*** Materials provided ***
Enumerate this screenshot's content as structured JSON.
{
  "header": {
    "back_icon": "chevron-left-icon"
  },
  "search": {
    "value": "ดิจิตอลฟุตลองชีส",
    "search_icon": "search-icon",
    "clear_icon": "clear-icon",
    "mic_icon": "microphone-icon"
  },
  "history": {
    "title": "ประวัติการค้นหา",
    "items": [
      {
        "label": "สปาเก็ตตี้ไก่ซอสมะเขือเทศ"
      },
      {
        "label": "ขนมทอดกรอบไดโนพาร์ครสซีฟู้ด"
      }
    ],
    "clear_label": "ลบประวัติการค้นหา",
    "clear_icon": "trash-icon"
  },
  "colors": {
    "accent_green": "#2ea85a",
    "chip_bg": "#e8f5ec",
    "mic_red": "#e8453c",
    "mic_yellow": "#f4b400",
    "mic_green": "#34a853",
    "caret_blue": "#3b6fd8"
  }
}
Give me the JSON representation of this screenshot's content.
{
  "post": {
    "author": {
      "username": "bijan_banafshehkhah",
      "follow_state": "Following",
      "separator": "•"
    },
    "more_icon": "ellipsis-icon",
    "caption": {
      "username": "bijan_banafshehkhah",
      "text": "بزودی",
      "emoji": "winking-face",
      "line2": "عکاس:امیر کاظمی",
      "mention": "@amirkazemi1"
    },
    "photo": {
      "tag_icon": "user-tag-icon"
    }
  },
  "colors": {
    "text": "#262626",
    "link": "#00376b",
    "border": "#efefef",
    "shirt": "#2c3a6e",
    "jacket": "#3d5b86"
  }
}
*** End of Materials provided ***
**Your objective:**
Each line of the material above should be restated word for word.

**Task answer:**
Enumerate this screenshot's content as structured JSON.
{
  "header": {
    "back_icon": "chevron-left-icon"
  },
  "search": {
    "value": "ดิจิตอลฟุตลองชีส",
    "search_icon": "search-icon",
    "clear_icon": "clear-icon",
    "mic_icon": "microphone-icon"
  },
  "history": {
    "title": "ประวัติการค้นหา",
    "items": [
      {
        "label": "สปาเก็ตตี้ไก่ซอสมะเขือเทศ"
      },
      {
        "label": "ขนมทอดกรอบไดโนพาร์ครสซีฟู้ด"
      }
    ],
    "clear_label": "ลบประวัติการค้นหา",
    "clear_icon": "trash-icon"
  },
  "colors": {
    "accent_green": "#2ea85a",
    "chip_bg": "#e8f5ec",
    "mic_red": "#e8453c",
    "mic_yellow": "#f4b400",
    "mic_green": "#34a853",
    "caret_blue": "#3b6fd8"
  }
}
Give me the JSON representation of this screenshot's content.
{
  "post": {
    "author": {
      "username": "bijan_banafshehkhah",
      "follow_state": "Following",
      "separator": "•"
    },
    "more_icon": "ellipsis-icon",
    "caption": {
      "username": "bijan_banafshehkhah",
      "text": "بزودی",
      "emoji": "winking-face",
      "line2": "عکاس:امیر کاظمی",
      "mention": "@amirkazemi1"
    },
    "photo": {
      "tag_icon": "user-tag-icon"
    }
  },
  "colors": {
    "text": "#262626",
    "link": "#00376b",
    "border": "#efefef",
    "shirt": "#2c3a6e",
    "jacket": "#3d5b86"
  }
}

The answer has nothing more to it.